Ditulis oleh Angelo998 dipublikasikan pada 18-11-2022 pukul 08

Autofun Philippines –  Even if the versatility of their crossovers is just aspirational. Besides Coolray, Geely added to the SUV sales population with Okavango. Having been on the market for a few years now, Okavango seems to have hit its mark in the short time of the crossover. It is positioned as a hybrid between an MPV and an SUV, with styling and dimensions close to that of a seven-seater, but with the height and high driving feel of a true SUV.

Consumers seem to be buying Okavango's specialty, as these 396 Geelys were sold this past July. But will sales be enough to validate whether the Okavango is the good crossover that performs like the MPV-slash-SUV it is expected to be?

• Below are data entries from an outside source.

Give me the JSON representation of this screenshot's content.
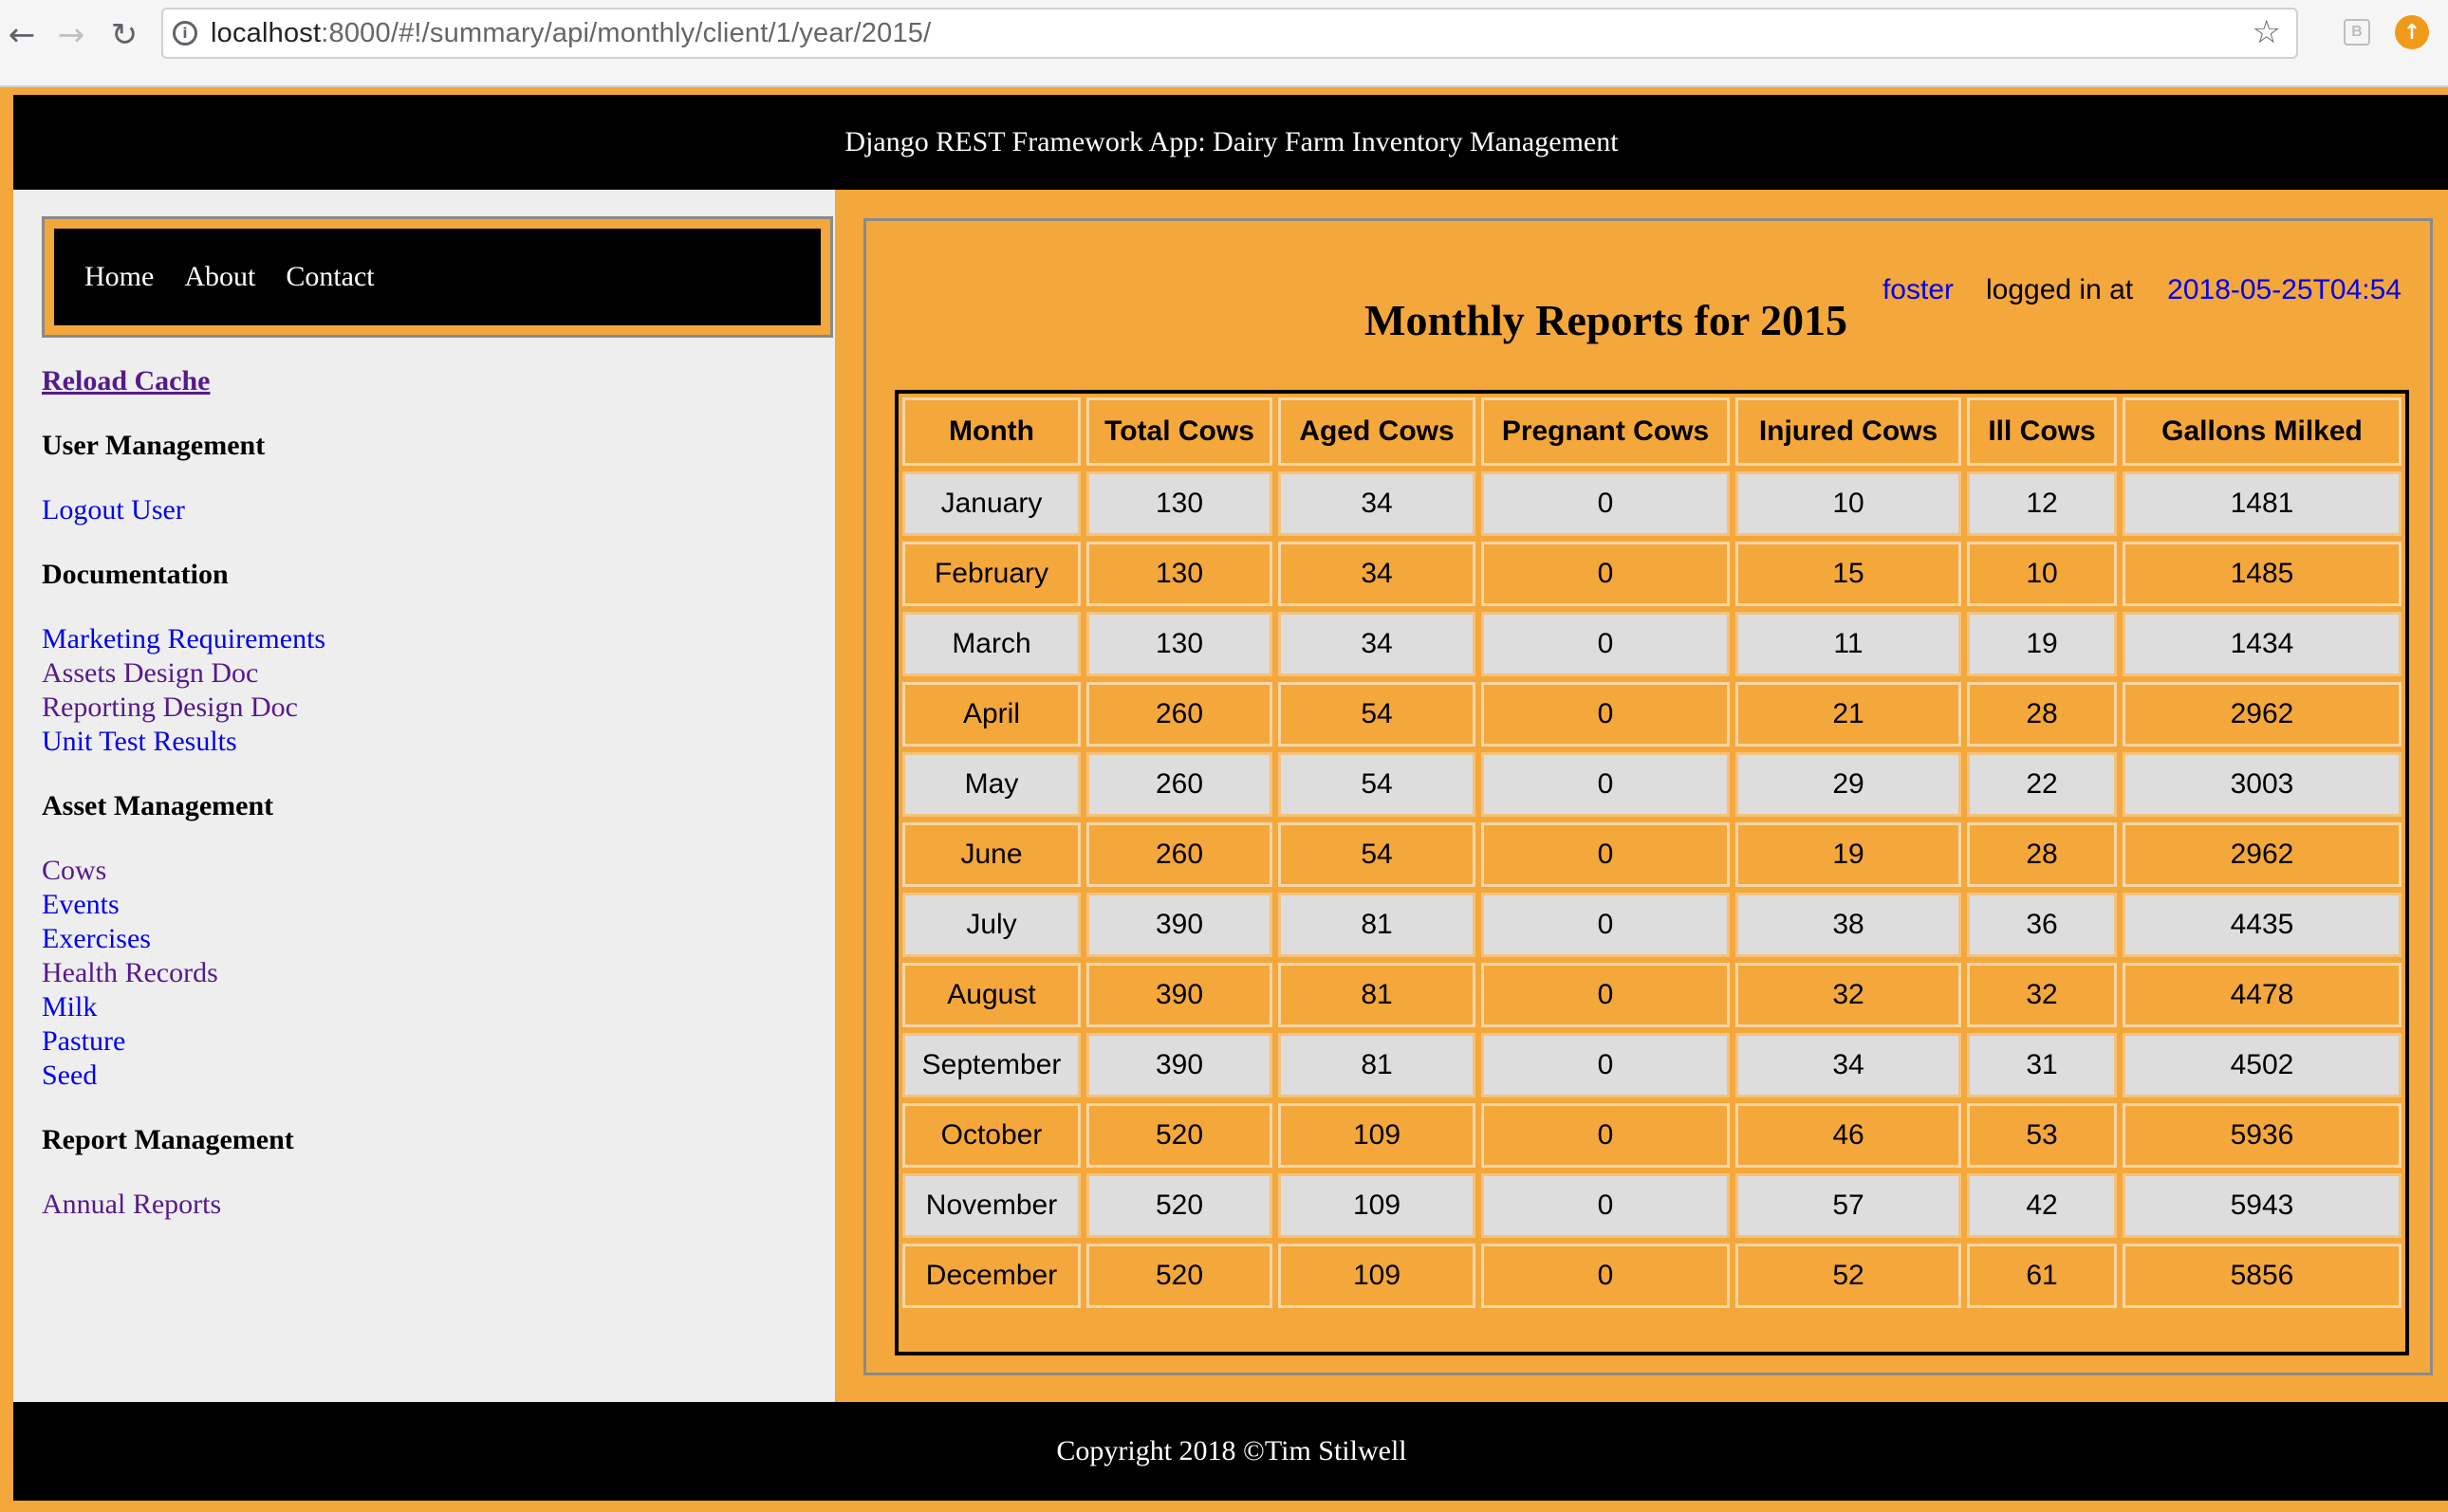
{
  "browser": {
    "url_host": "localhost",
    "url_path": ":8000/#!/summary/api/monthly/client/1/year/2015/"
  },
  "site": {
    "header_title": "Django REST Framework App: Dairy Farm Inventory Management",
    "footer_text": "Copyright 2018 ©Tim Stilwell"
  },
  "topnav": {
    "items": [
      {
        "label": "Home"
      },
      {
        "label": "About"
      },
      {
        "label": "Contact"
      }
    ]
  },
  "sidebar": {
    "reload_cache": "Reload Cache",
    "user_management": {
      "heading": "User Management",
      "links": [
        {
          "label": "Logout User"
        }
      ]
    },
    "documentation": {
      "heading": "Documentation",
      "links": [
        {
          "label": "Marketing Requirements"
        },
        {
          "label": "Assets Design Doc"
        },
        {
          "label": "Reporting Design Doc"
        },
        {
          "label": "Unit Test Results"
        }
      ]
    },
    "asset_management": {
      "heading": "Asset Management",
      "links": [
        {
          "label": "Cows"
        },
        {
          "label": "Events"
        },
        {
          "label": "Exercises"
        },
        {
          "label": "Health Records"
        },
        {
          "label": "Milk"
        },
        {
          "label": "Pasture"
        },
        {
          "label": "Seed"
        }
      ]
    },
    "report_management": {
      "heading": "Report Management",
      "links": [
        {
          "label": "Annual Reports"
        }
      ]
    }
  },
  "main": {
    "user": "foster",
    "logged_in_label": "logged in at",
    "login_time": "2018-05-25T04:54",
    "title": "Monthly Reports for 2015",
    "table": {
      "columns": [
        "Month",
        "Total Cows",
        "Aged Cows",
        "Pregnant Cows",
        "Injured Cows",
        "Ill Cows",
        "Gallons Milked"
      ],
      "rows": [
        [
          "January",
          "130",
          "34",
          "0",
          "10",
          "12",
          "1481"
        ],
        [
          "February",
          "130",
          "34",
          "0",
          "15",
          "10",
          "1485"
        ],
        [
          "March",
          "130",
          "34",
          "0",
          "11",
          "19",
          "1434"
        ],
        [
          "April",
          "260",
          "54",
          "0",
          "21",
          "28",
          "2962"
        ],
        [
          "May",
          "260",
          "54",
          "0",
          "29",
          "22",
          "3003"
        ],
        [
          "June",
          "260",
          "54",
          "0",
          "19",
          "28",
          "2962"
        ],
        [
          "July",
          "390",
          "81",
          "0",
          "38",
          "36",
          "4435"
        ],
        [
          "August",
          "390",
          "81",
          "0",
          "32",
          "32",
          "4478"
        ],
        [
          "September",
          "390",
          "81",
          "0",
          "34",
          "31",
          "4502"
        ],
        [
          "October",
          "520",
          "109",
          "0",
          "46",
          "53",
          "5936"
        ],
        [
          "November",
          "520",
          "109",
          "0",
          "57",
          "42",
          "5943"
        ],
        [
          "December",
          "520",
          "109",
          "0",
          "52",
          "61",
          "5856"
        ]
      ]
    }
  },
  "colors": {
    "orange": "#f4a73b",
    "black": "#000000",
    "sidebar_bg": "#eeeeee",
    "link_blue": "#0000ee",
    "link_visited": "#551a8b",
    "row_gray": "#dddddd"
  }
}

We found out through our Geely Okavango Urban Plus 2022 test drive.

Variations and prices 

More detailed price information like Geely Okavango price Philippines you can click the link. The automaker's intention for the 2022 Geely Okavango line to fall between the compact MPV and the midsize SUV has been evident in the price tag. Starting at 1,208 million pesos for the Geely Okavango Comfort, this crossover is about 100,000 pesos more expensive than the Toyota Avanza. The Geely Okavango Urban serves as the 1.328 million peso midsize variant. The Geely Okavango Urban Plus we tested was already the top model, but its asking price of P1,478 million is still a hundred thousand pesos more affordable than the entry-level Toyota Fortuner.

Engine and fuel economy

The Geely Okavango 2022 once again stands out from the midsize SUV set as it is not offered with a turbocharged diesel engine. The Okavango range is powered by a 1.5-litre, 3-cylinder turbocharged petrol engine powered by a 48-volt Electric Motor Synergy System (EMS) to produce 190 hp at 5,500 rpm. /min and 300 Nm of torque from 1,500 at 4000 rpm. .

Those numbers are sent to the front wheels via a seven-speed dual-clutch transmission. There are also self-explanatory drive modes to choose from:

Eco, Comfort or Sport. EMS makes the Geely Okavango a mild hybrid, which means the crossover can't run solely on electric power. What the 48V EMS does is help power the car's accessories, and in Eco driving mode allows the 1.5-litre trio to shut off during downhill to help save fuel. When auto start-stop is activated, the engine also turns off when the stop light is on to prevent excessive idling.

On single-passenger highways and with the Okavango's smart downhill feature turning the engine on and off, the crossover delivered a respectable 21kpl fuel economy. While this is an impressive number, we find Okavango city consumption exaggerated:

In moderate city traffic, the car makes six clicks per liter, even with the driver, pressing the gas and braking gently, as the sole occupant of the vehicle. Drive impressions

Thanks to the relatively low ground clearance, the Geely Okavango 2022 does not feel as heavy to drive as some familiar SUV models. Sure, the Okavango leans a bit when engaging in a high-speed sweeper, but that's to be expected for a lift truck. The steering feel is numb in Comfort and Eco modes and wonderful in Sport mode. Despite the external weight, the Okavango's steering is responsive and light enough to facilitate fast and slow maneuvers.

Ride quality also benefits from Okavango's automotive chassis. While pickup-based SUVs tend to jostle with occupants when driving through potholes, Okavango smoothly navigates wheel tracks, craters, and every imperfection. And whether you're sitting in the front or the back, the Okavango offers the high-altitude vantage you get in SUVs.

What the engine lacks in fuel efficiency more than makes up for in performance. Okavango's 1.5-liter turbocharged engine has plenty of up and down capabilities. In fact, 300 Nm of torque can make the front tire light up on wet asphalt. The engine is still capable of accelerating, allowing the Okavango to maintain the speed limit on the highway even below 2,000 rpm. The seven-speed dual-clutch also engages as soon as the accelerator is pressed harder; At no point in our travels did we feel the need to manually shift gears. As for the NVH, although we did hear some wind noise up and down the sides of the cabin in the triple digits, that noise didn't detract from cabin comfort.